* [ACTIVITY] Run through the records and, wherever a line holds the word "size", return that line.

[Web page and app entries]
========================================

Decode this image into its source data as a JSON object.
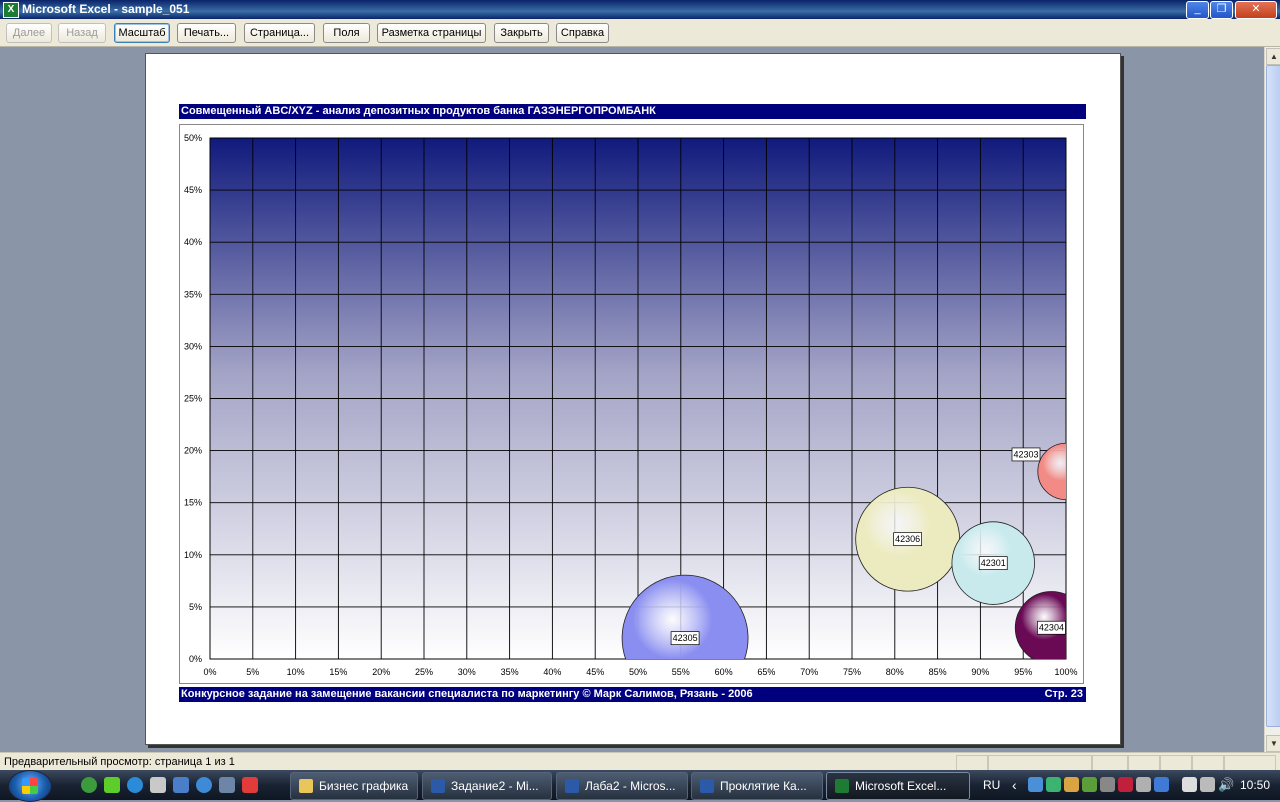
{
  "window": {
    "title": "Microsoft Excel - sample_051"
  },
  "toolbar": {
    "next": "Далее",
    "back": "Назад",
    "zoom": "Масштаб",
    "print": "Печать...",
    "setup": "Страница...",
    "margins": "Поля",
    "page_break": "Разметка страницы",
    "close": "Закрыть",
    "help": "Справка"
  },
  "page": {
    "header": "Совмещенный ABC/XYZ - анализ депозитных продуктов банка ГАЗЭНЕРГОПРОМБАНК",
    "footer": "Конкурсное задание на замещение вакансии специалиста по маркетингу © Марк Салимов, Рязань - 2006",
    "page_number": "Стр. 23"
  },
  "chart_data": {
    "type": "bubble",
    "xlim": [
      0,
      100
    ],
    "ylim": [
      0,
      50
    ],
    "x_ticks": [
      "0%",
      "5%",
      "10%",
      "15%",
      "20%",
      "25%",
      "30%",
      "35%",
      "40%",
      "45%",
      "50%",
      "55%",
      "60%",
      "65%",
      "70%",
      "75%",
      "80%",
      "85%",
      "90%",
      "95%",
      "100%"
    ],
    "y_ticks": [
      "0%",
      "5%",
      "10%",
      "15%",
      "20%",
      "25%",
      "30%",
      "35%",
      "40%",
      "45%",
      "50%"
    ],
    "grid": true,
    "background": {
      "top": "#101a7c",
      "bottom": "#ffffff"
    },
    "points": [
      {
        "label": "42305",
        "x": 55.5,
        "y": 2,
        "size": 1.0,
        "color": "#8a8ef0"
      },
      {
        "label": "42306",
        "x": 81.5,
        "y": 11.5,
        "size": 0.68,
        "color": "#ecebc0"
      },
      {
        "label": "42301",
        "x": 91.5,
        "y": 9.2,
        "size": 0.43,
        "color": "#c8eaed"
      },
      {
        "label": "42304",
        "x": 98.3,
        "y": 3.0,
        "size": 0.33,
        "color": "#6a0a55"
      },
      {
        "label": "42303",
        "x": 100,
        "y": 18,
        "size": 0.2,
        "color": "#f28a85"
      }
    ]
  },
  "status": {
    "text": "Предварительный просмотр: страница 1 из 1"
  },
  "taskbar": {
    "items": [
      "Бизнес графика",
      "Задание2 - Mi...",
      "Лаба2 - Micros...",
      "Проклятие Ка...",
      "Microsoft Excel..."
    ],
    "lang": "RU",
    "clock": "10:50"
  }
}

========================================

* [SOLUTION BELOW]
        "size": 1.0,
        "size": 0.68,
        "size": 0.43,
        "size": 0.33,
        "size": 0.2,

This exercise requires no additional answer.